(Interface dataset entries)
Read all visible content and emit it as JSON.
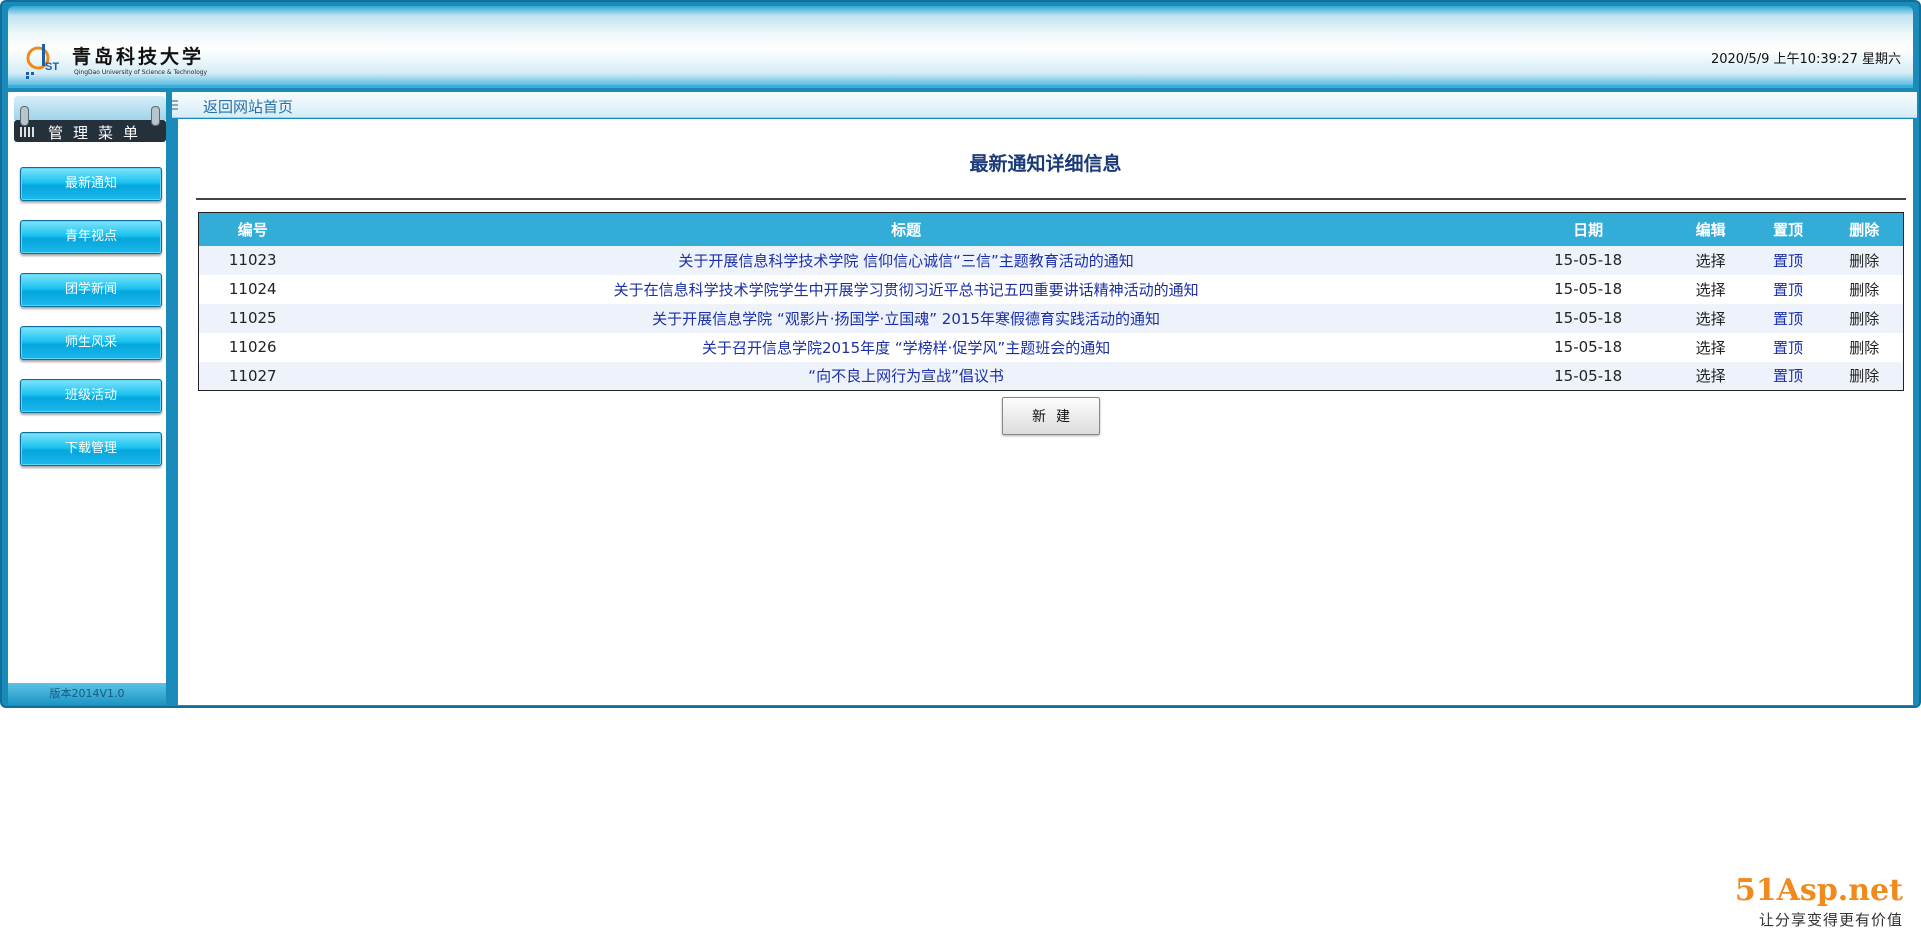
{
  "header": {
    "logo_text_cn": "青岛科技大学",
    "logo_text_en": "QingDao University of Science & Technology",
    "datetime": "2020/5/9 上午10:39:27 星期六"
  },
  "nav": {
    "home_link": "返回网站首页"
  },
  "sidebar": {
    "title": "管理菜单",
    "items": [
      {
        "label": "最新通知"
      },
      {
        "label": "青年视点"
      },
      {
        "label": "团学新闻"
      },
      {
        "label": "师生风采"
      },
      {
        "label": "班级活动"
      },
      {
        "label": "下载管理"
      }
    ],
    "version": "版本2014V1.0"
  },
  "main": {
    "title": "最新通知详细信息",
    "table": {
      "headers": {
        "id": "编号",
        "title": "标题",
        "date": "日期",
        "edit": "编辑",
        "top": "置顶",
        "delete": "删除"
      },
      "rows": [
        {
          "id": "11023",
          "title": "关于开展信息科学技术学院 信仰信心诚信“三信”主题教育活动的通知",
          "date": "15-05-18",
          "edit": "选择",
          "top": "置顶",
          "delete": "删除"
        },
        {
          "id": "11024",
          "title": "关于在信息科学技术学院学生中开展学习贯彻习近平总书记五四重要讲话精神活动的通知",
          "date": "15-05-18",
          "edit": "选择",
          "top": "置顶",
          "delete": "删除"
        },
        {
          "id": "11025",
          "title": "关于开展信息学院 “观影片·扬国学·立国魂” 2015年寒假德育实践活动的通知",
          "date": "15-05-18",
          "edit": "选择",
          "top": "置顶",
          "delete": "删除"
        },
        {
          "id": "11026",
          "title": "关于召开信息学院2015年度 “学榜样·促学风”主题班会的通知",
          "date": "15-05-18",
          "edit": "选择",
          "top": "置顶",
          "delete": "删除"
        },
        {
          "id": "11027",
          "title": "“向不良上网行为宣战”倡议书",
          "date": "15-05-18",
          "edit": "选择",
          "top": "置顶",
          "delete": "删除"
        }
      ]
    },
    "new_button": "新建"
  },
  "watermark": {
    "logo": "51Asp.net",
    "tagline": "让分享变得更有价值"
  },
  "colors": {
    "frame": "#1a8ab8",
    "header_bar": "#34acd8",
    "link": "#1a2fa8",
    "title": "#1a3a78",
    "menu_button": "#05a6dd"
  }
}
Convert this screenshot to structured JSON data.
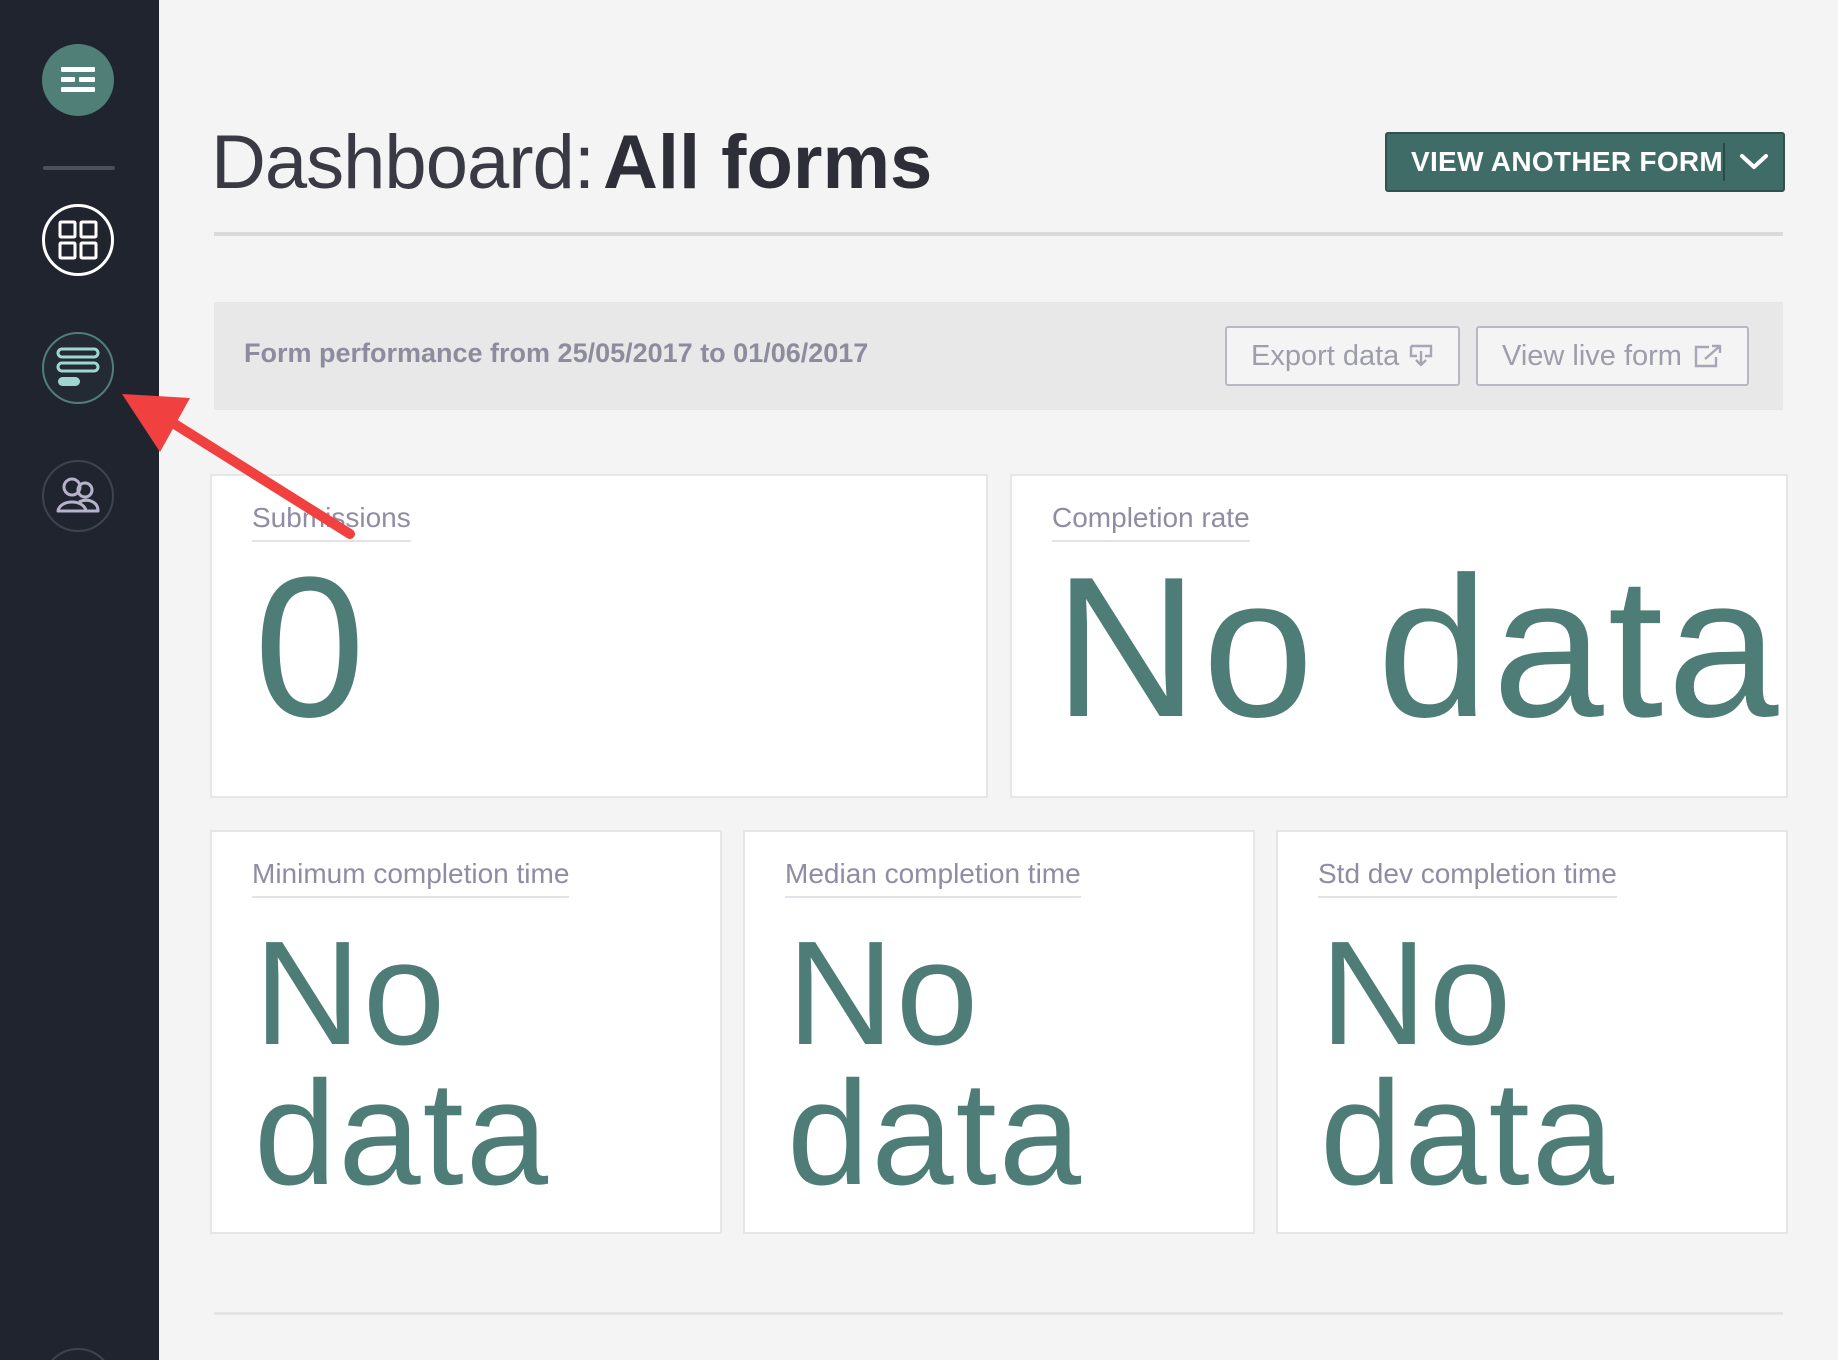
{
  "header": {
    "title_prefix": "Dashboard",
    "title_colon": ":",
    "title_strong": "All forms",
    "view_another_label": "VIEW ANOTHER FORM"
  },
  "performance": {
    "text": "Form performance from 25/05/2017 to 01/06/2017",
    "export_label": "Export data",
    "live_label": "View live form"
  },
  "cards": {
    "submissions": {
      "label": "Submissions",
      "value": "0"
    },
    "completion_rate": {
      "label": "Completion rate",
      "value": "No data"
    },
    "min_time": {
      "label": "Minimum completion time",
      "value": "No data"
    },
    "median_time": {
      "label": "Median completion time",
      "value": "No data"
    },
    "stddev_time": {
      "label": "Std dev completion time",
      "value": "No data"
    }
  },
  "sidebar": {
    "items": [
      {
        "name": "menu",
        "icon": "menu-icon"
      },
      {
        "name": "dashboard",
        "icon": "grid-icon"
      },
      {
        "name": "forms",
        "icon": "form-icon"
      },
      {
        "name": "users",
        "icon": "users-icon"
      }
    ]
  },
  "colors": {
    "sidebar_bg": "#20242f",
    "accent": "#4f7f77",
    "metric_text": "#4e7c76",
    "annotation_arrow": "#f04040"
  }
}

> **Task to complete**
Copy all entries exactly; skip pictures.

> **Result of the task**
Read all visible content and emit it as JSON.
{
  "header": {
    "logo_text_cn": "青岛科技大学",
    "logo_text_en": "QingDao University of Science & Technology",
    "datetime": "2020/5/9 上午10:39:27 星期六"
  },
  "nav": {
    "home_link": "返回网站首页"
  },
  "sidebar": {
    "title": "管理菜单",
    "items": [
      {
        "label": "最新通知"
      },
      {
        "label": "青年视点"
      },
      {
        "label": "团学新闻"
      },
      {
        "label": "师生风采"
      },
      {
        "label": "班级活动"
      },
      {
        "label": "下载管理"
      }
    ],
    "version": "版本2014V1.0"
  },
  "main": {
    "title": "最新通知详细信息",
    "table": {
      "headers": {
        "id": "编号",
        "title": "标题",
        "date": "日期",
        "edit": "编辑",
        "top": "置顶",
        "delete": "删除"
      },
      "rows": [
        {
          "id": "11023",
          "title": "关于开展信息科学技术学院 信仰信心诚信“三信”主题教育活动的通知",
          "date": "15-05-18",
          "edit": "选择",
          "top": "置顶",
          "delete": "删除"
        },
        {
          "id": "11024",
          "title": "关于在信息科学技术学院学生中开展学习贯彻习近平总书记五四重要讲话精神活动的通知",
          "date": "15-05-18",
          "edit": "选择",
          "top": "置顶",
          "delete": "删除"
        },
        {
          "id": "11025",
          "title": "关于开展信息学院 “观影片·扬国学·立国魂” 2015年寒假德育实践活动的通知",
          "date": "15-05-18",
          "edit": "选择",
          "top": "置顶",
          "delete": "删除"
        },
        {
          "id": "11026",
          "title": "关于召开信息学院2015年度 “学榜样·促学风”主题班会的通知",
          "date": "15-05-18",
          "edit": "选择",
          "top": "置顶",
          "delete": "删除"
        },
        {
          "id": "11027",
          "title": "“向不良上网行为宣战”倡议书",
          "date": "15-05-18",
          "edit": "选择",
          "top": "置顶",
          "delete": "删除"
        }
      ]
    },
    "new_button": "新建"
  },
  "watermark": {
    "logo": "51Asp.net",
    "tagline": "让分享变得更有价值"
  },
  "colors": {
    "frame": "#1a8ab8",
    "header_bar": "#34acd8",
    "link": "#1a2fa8",
    "title": "#1a3a78",
    "menu_button": "#05a6dd"
  }
}
Convert this screenshot to structured JSON data.
{
  "header": {
    "title_prefix": "Dashboard",
    "title_colon": ":",
    "title_strong": "All forms",
    "view_another_label": "VIEW ANOTHER FORM"
  },
  "performance": {
    "text": "Form performance from 25/05/2017 to 01/06/2017",
    "export_label": "Export data",
    "live_label": "View live form"
  },
  "cards": {
    "submissions": {
      "label": "Submissions",
      "value": "0"
    },
    "completion_rate": {
      "label": "Completion rate",
      "value": "No data"
    },
    "min_time": {
      "label": "Minimum completion time",
      "value": "No data"
    },
    "median_time": {
      "label": "Median completion time",
      "value": "No data"
    },
    "stddev_time": {
      "label": "Std dev completion time",
      "value": "No data"
    }
  },
  "sidebar": {
    "items": [
      {
        "name": "menu",
        "icon": "menu-icon"
      },
      {
        "name": "dashboard",
        "icon": "grid-icon"
      },
      {
        "name": "forms",
        "icon": "form-icon"
      },
      {
        "name": "users",
        "icon": "users-icon"
      }
    ]
  },
  "colors": {
    "sidebar_bg": "#20242f",
    "accent": "#4f7f77",
    "metric_text": "#4e7c76",
    "annotation_arrow": "#f04040"
  }
}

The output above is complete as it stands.